The Cape Verde archipelago is a group of islands in the Atlantic Ocean about three hundred miles west of Senegal in Africa, and seven hundred miles east of Brazil in South America.
The archipelago comprises ten inhabited islands: six northern, or “windward,” islands—Santo Antão, São Vicente, Sal, São Nicolau, Boa Vista, and Santa Luzia—and four southern, or “leeward,” islands—Maio, Santiago, Fogo, and Brava.
The island of Fogo is an active volcano that erupted frequently during the whaling era (1785, 1799, 1847, 1852, and 1857). Rising above the horizon, its column of fire by night and smoke by day marked the course for whaling vessels to Fogo and its smaller neighbor island Brava. During eruptions, residents of Fogo took refuge on Brava, leading the whalemen to call them all “Bravas.”
The Portuguese explorers who came upon the Cape Verde islands three decades before Columbus reached Hispaniola found the islands dry, remote, and uninhabited. Determined to make them productive, Portugal sent men to establish cotton and indigo plantations and imported enslaved Africans as labor.
There were almost no women among the Europeans sent to the Cape Verde Islands. Within a century, two thirds of the islands’ population were of mixed European and African heritage and the other third was of African heritage. Those proportions have remained approximately the same to the present, with some variation from island to island.
Today the population of the Republic of Cabo Verde numbers about a half million people. An estimated million more Cape Verdeans live abroad in Africa, Europe, and North America. For generations, these emigrants and their descendants have sent back goods and money to support those living in the islands. At the time the Republic of Cabo Verde achieved independence in 1975, it was estimated that twenty-five per cent of its gross national product consisted of cash remissions received from abroad.
The religion of the islands was historically and remains today Roman Catholic, and the culture is Portuguese. The language of administration has always been standard Portuguese, but over time a local language, Kriolu, emerged. Drawing from both Portuguese and West African languages, Kriolu is a distinct language, not nonstandard Portuguese.

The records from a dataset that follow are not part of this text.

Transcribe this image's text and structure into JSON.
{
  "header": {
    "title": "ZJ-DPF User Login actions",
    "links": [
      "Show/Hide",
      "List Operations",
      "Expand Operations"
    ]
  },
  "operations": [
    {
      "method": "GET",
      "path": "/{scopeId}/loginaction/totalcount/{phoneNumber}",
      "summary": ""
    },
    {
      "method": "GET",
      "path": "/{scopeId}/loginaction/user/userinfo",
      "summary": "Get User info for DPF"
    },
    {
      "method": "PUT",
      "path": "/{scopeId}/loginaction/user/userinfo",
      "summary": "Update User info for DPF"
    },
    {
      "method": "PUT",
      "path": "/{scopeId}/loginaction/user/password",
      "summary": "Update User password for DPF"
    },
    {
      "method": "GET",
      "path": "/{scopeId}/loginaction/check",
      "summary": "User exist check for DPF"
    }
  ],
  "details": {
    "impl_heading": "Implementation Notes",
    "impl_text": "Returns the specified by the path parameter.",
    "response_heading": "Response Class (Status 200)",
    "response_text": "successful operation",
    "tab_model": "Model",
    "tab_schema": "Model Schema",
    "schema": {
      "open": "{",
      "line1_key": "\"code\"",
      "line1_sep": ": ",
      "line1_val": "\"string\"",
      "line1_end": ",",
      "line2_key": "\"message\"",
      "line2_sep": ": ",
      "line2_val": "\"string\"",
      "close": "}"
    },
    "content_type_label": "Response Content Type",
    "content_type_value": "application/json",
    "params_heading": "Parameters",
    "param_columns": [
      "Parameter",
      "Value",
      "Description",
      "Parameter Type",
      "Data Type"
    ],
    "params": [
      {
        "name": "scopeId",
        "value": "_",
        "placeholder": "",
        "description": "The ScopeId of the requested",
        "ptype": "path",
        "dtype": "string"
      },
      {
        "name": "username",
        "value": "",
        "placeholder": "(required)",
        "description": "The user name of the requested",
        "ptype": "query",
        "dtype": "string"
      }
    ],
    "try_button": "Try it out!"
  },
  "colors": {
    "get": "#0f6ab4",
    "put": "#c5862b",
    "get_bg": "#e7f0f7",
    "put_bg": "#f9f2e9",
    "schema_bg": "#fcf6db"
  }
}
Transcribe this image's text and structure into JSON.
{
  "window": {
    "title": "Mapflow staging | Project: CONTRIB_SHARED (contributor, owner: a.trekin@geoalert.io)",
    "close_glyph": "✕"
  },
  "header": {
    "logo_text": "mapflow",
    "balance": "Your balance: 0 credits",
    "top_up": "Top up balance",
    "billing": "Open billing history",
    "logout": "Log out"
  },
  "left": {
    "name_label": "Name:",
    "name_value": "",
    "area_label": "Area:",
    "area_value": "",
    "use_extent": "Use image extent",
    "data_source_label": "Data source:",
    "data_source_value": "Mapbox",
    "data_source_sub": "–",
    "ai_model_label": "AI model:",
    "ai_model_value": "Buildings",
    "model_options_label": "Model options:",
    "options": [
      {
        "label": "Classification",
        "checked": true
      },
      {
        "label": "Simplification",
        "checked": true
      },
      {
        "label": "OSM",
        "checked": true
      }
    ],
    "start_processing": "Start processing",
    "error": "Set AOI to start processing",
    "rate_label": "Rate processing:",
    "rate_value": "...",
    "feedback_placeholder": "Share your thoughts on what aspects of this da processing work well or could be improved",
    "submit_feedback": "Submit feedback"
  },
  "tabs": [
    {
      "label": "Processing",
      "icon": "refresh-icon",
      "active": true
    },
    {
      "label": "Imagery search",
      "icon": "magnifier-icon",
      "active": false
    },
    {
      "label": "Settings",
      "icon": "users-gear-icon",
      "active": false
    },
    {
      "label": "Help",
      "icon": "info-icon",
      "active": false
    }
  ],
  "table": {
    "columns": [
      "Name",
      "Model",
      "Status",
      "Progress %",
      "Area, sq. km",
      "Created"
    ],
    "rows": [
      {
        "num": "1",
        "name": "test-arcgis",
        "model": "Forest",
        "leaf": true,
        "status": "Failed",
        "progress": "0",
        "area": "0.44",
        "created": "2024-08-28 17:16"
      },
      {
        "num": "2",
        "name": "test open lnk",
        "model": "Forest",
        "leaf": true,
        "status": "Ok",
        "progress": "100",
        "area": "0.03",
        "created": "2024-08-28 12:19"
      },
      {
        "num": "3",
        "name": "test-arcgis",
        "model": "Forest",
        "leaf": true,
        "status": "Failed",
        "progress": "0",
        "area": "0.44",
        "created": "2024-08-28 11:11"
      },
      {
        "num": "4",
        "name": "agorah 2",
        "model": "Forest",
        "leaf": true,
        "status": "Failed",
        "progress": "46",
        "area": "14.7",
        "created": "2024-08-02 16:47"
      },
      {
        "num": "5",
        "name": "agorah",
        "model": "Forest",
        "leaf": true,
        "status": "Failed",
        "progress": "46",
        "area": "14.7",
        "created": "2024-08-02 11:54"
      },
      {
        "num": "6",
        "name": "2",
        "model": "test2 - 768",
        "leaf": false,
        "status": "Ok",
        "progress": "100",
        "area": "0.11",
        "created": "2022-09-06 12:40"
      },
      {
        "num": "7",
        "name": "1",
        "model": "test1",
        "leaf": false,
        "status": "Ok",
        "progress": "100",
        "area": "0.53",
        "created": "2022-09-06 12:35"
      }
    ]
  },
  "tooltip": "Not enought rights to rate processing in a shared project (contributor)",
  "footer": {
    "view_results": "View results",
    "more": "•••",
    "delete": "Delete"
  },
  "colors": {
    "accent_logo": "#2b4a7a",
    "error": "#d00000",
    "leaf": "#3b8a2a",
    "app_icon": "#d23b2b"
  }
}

The traditional Cape Verdean indigo blue and white woven cotton textile is known as pano or pánu di téra. Woven in strips and sewn together for width, panos have served as garments, head coverings, shrouds, and carrying straps for both babies and loads. Tightly rolled, held between the knees, and slapped in rhythm, panos also become drums.
The patterns on panos are a synthesis of European motifs and West African weaving traditions. Pano production was part of the history of African slavery. As the transatlantic slave trade flowed through the Cape Verde archipelago from West Africa to the sugar plantations of Brazil, West African men proficient in weaving were retained to stay and produce panos that were carried back to West Africa, where they served as currency for the purchase of additional enslaved people. By the 1600s, thousands of panos were required to meet demand. The islands of Santiago and Fogo were centers of production with roots back to the late 1400s.

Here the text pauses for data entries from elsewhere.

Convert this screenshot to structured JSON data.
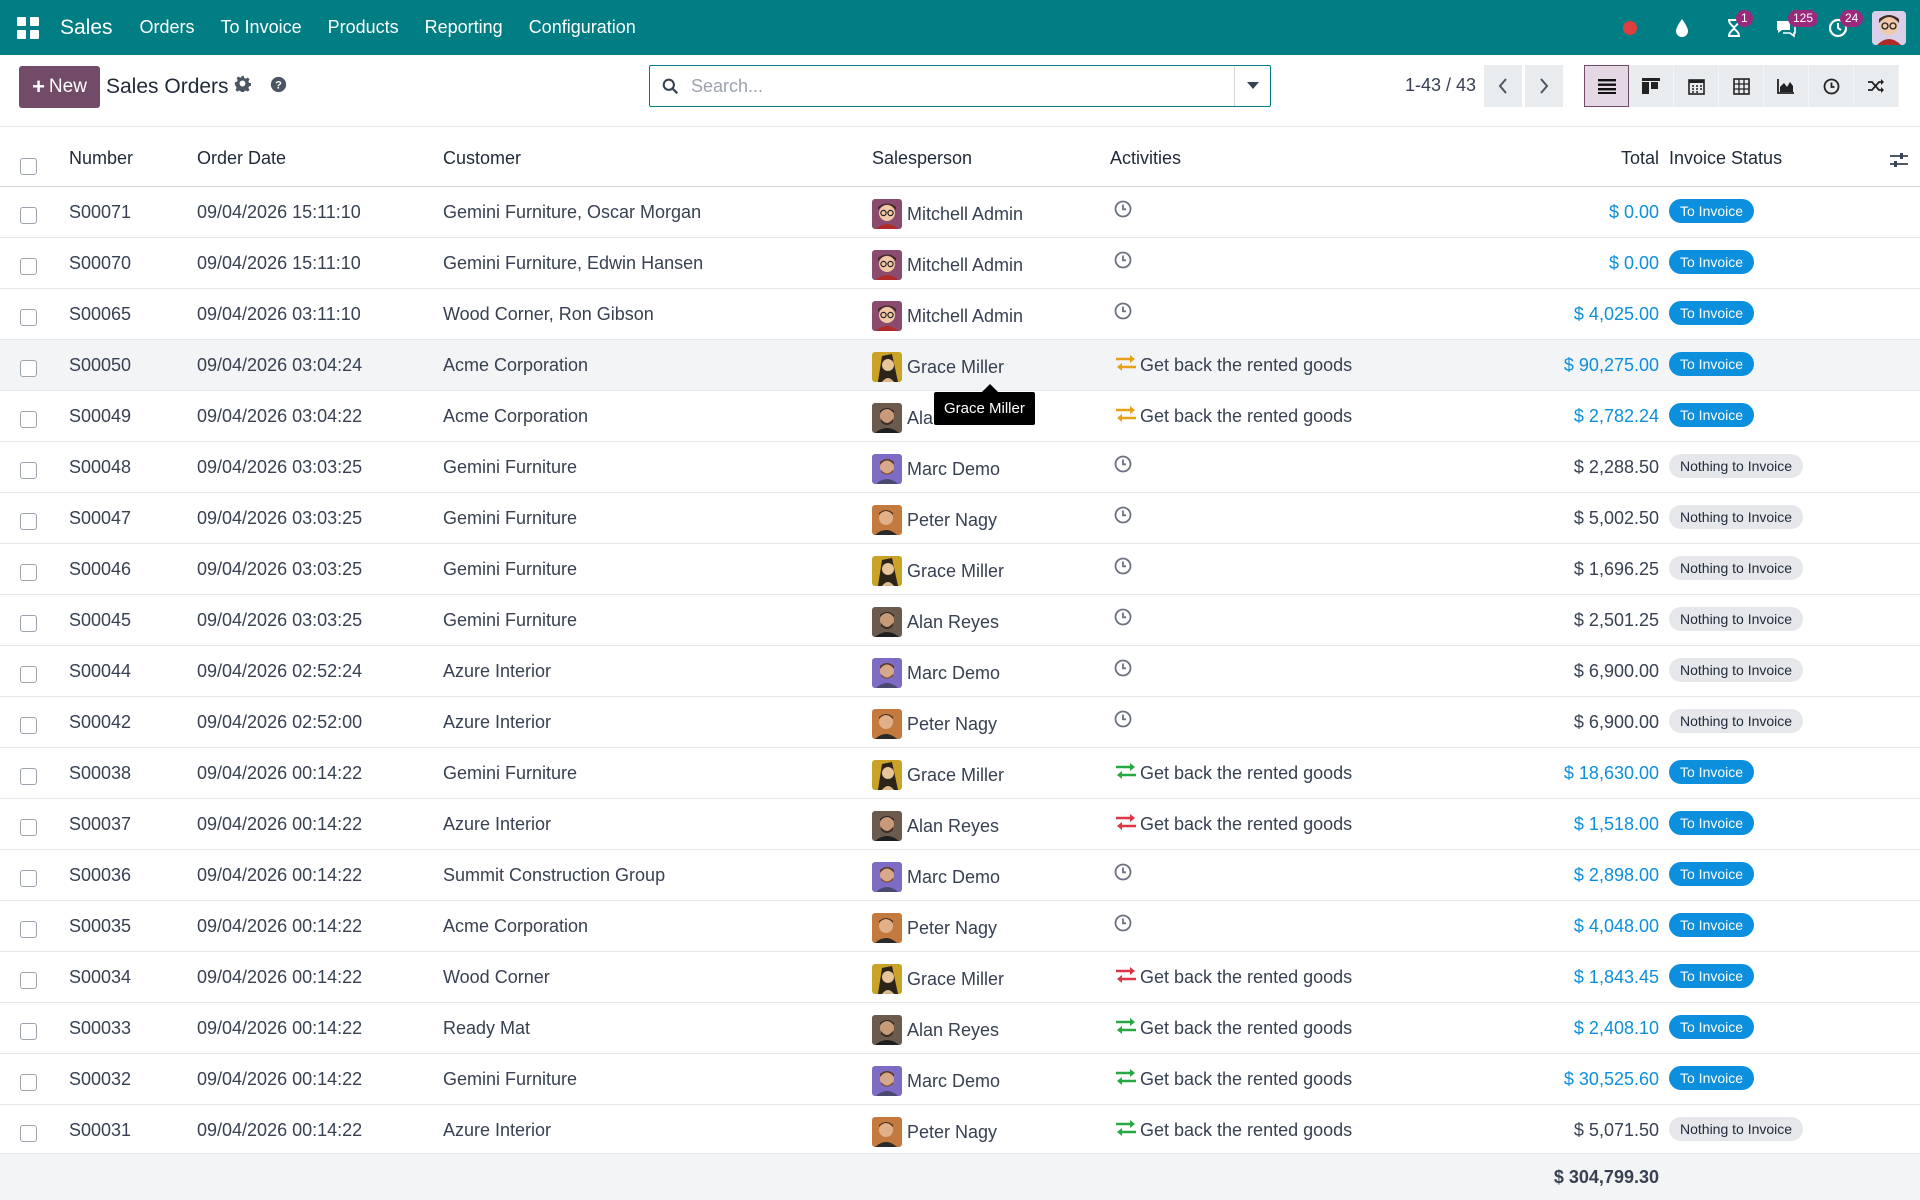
{
  "app": {
    "name": "Sales"
  },
  "nav": {
    "items": [
      "Orders",
      "To Invoice",
      "Products",
      "Reporting",
      "Configuration"
    ]
  },
  "systray": {
    "activity_badge": "1",
    "messages_badge": "125",
    "clock_badge": "24"
  },
  "control": {
    "new_label": "New",
    "title": "Sales Orders",
    "search_placeholder": "Search...",
    "pager": "1-43 / 43"
  },
  "columns": {
    "number": "Number",
    "order_date": "Order Date",
    "customer": "Customer",
    "salesperson": "Salesperson",
    "activities": "Activities",
    "total": "Total",
    "invoice_status": "Invoice Status"
  },
  "colors": {
    "brand": "#017e84",
    "primary": "#714b67",
    "link": "#0c8fdc",
    "green": "#28a745",
    "orange": "#e6a117",
    "red": "#dc3545"
  },
  "rows": [
    {
      "number": "S00071",
      "date": "09/04/2026 15:11:10",
      "customer": "Gemini Furniture, Oscar Morgan",
      "salesperson": "Mitchell Admin",
      "avatar": "mitchell",
      "activity": "",
      "activity_icon": "clock-icon",
      "total": "$ 0.00",
      "status": "To Invoice"
    },
    {
      "number": "S00070",
      "date": "09/04/2026 15:11:10",
      "customer": "Gemini Furniture, Edwin Hansen",
      "salesperson": "Mitchell Admin",
      "avatar": "mitchell",
      "activity": "",
      "activity_icon": "clock-icon",
      "total": "$ 0.00",
      "status": "To Invoice"
    },
    {
      "number": "S00065",
      "date": "09/04/2026 03:11:10",
      "customer": "Wood Corner, Ron Gibson",
      "salesperson": "Mitchell Admin",
      "avatar": "mitchell",
      "activity": "",
      "activity_icon": "clock-icon",
      "total": "$ 4,025.00",
      "status": "To Invoice"
    },
    {
      "number": "S00050",
      "date": "09/04/2026 03:04:24",
      "customer": "Acme Corporation",
      "salesperson": "Grace Miller",
      "avatar": "grace",
      "activity": "Get back the rented goods",
      "activity_icon": "exchange-orange-icon",
      "total": "$ 90,275.00",
      "status": "To Invoice"
    },
    {
      "number": "S00049",
      "date": "09/04/2026 03:04:22",
      "customer": "Acme Corporation",
      "salesperson": "Ala",
      "avatar": "alan",
      "activity": "Get back the rented goods",
      "activity_icon": "exchange-orange-icon",
      "total": "$ 2,782.24",
      "status": "To Invoice"
    },
    {
      "number": "S00048",
      "date": "09/04/2026 03:03:25",
      "customer": "Gemini Furniture",
      "salesperson": "Marc Demo",
      "avatar": "marc",
      "activity": "",
      "activity_icon": "clock-icon",
      "total": "$ 2,288.50",
      "status": "Nothing to Invoice"
    },
    {
      "number": "S00047",
      "date": "09/04/2026 03:03:25",
      "customer": "Gemini Furniture",
      "salesperson": "Peter Nagy",
      "avatar": "peter",
      "activity": "",
      "activity_icon": "clock-icon",
      "total": "$ 5,002.50",
      "status": "Nothing to Invoice"
    },
    {
      "number": "S00046",
      "date": "09/04/2026 03:03:25",
      "customer": "Gemini Furniture",
      "salesperson": "Grace Miller",
      "avatar": "grace",
      "activity": "",
      "activity_icon": "clock-icon",
      "total": "$ 1,696.25",
      "status": "Nothing to Invoice"
    },
    {
      "number": "S00045",
      "date": "09/04/2026 03:03:25",
      "customer": "Gemini Furniture",
      "salesperson": "Alan Reyes",
      "avatar": "alan",
      "activity": "",
      "activity_icon": "clock-icon",
      "total": "$ 2,501.25",
      "status": "Nothing to Invoice"
    },
    {
      "number": "S00044",
      "date": "09/04/2026 02:52:24",
      "customer": "Azure Interior",
      "salesperson": "Marc Demo",
      "avatar": "marc",
      "activity": "",
      "activity_icon": "clock-icon",
      "total": "$ 6,900.00",
      "status": "Nothing to Invoice"
    },
    {
      "number": "S00042",
      "date": "09/04/2026 02:52:00",
      "customer": "Azure Interior",
      "salesperson": "Peter Nagy",
      "avatar": "peter",
      "activity": "",
      "activity_icon": "clock-icon",
      "total": "$ 6,900.00",
      "status": "Nothing to Invoice"
    },
    {
      "number": "S00038",
      "date": "09/04/2026 00:14:22",
      "customer": "Gemini Furniture",
      "salesperson": "Grace Miller",
      "avatar": "grace",
      "activity": "Get back the rented goods",
      "activity_icon": "exchange-green-icon",
      "total": "$ 18,630.00",
      "status": "To Invoice"
    },
    {
      "number": "S00037",
      "date": "09/04/2026 00:14:22",
      "customer": "Azure Interior",
      "salesperson": "Alan Reyes",
      "avatar": "alan",
      "activity": "Get back the rented goods",
      "activity_icon": "exchange-red-icon",
      "total": "$ 1,518.00",
      "status": "To Invoice"
    },
    {
      "number": "S00036",
      "date": "09/04/2026 00:14:22",
      "customer": "Summit Construction Group",
      "salesperson": "Marc Demo",
      "avatar": "marc",
      "activity": "",
      "activity_icon": "clock-icon",
      "total": "$ 2,898.00",
      "status": "To Invoice"
    },
    {
      "number": "S00035",
      "date": "09/04/2026 00:14:22",
      "customer": "Acme Corporation",
      "salesperson": "Peter Nagy",
      "avatar": "peter",
      "activity": "",
      "activity_icon": "clock-icon",
      "total": "$ 4,048.00",
      "status": "To Invoice"
    },
    {
      "number": "S00034",
      "date": "09/04/2026 00:14:22",
      "customer": "Wood Corner",
      "salesperson": "Grace Miller",
      "avatar": "grace",
      "activity": "Get back the rented goods",
      "activity_icon": "exchange-red-icon",
      "total": "$ 1,843.45",
      "status": "To Invoice"
    },
    {
      "number": "S00033",
      "date": "09/04/2026 00:14:22",
      "customer": "Ready Mat",
      "salesperson": "Alan Reyes",
      "avatar": "alan",
      "activity": "Get back the rented goods",
      "activity_icon": "exchange-green-icon",
      "total": "$ 2,408.10",
      "status": "To Invoice"
    },
    {
      "number": "S00032",
      "date": "09/04/2026 00:14:22",
      "customer": "Gemini Furniture",
      "salesperson": "Marc Demo",
      "avatar": "marc",
      "activity": "Get back the rented goods",
      "activity_icon": "exchange-green-icon",
      "total": "$ 30,525.60",
      "status": "To Invoice"
    },
    {
      "number": "S00031",
      "date": "09/04/2026 00:14:22",
      "customer": "Azure Interior",
      "salesperson": "Peter Nagy",
      "avatar": "peter",
      "activity": "Get back the rented goods",
      "activity_icon": "exchange-green-icon",
      "total": "$ 5,071.50",
      "status": "Nothing to Invoice"
    }
  ],
  "footer": {
    "sum_total": "$ 304,799.30"
  },
  "tooltip": {
    "text": "Grace Miller"
  }
}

The weaving of panos for domestic use continued in the countryside after the end of the slave trade. Antique panos are treasured within families. Since independence was achieved in 1975, pano weaving has experienced a revival as an expression of nationhood. In addition to historic blue-and-white and black-and-white patterns, modern panos are woven in many colors and incorporated into clothing and home decoration.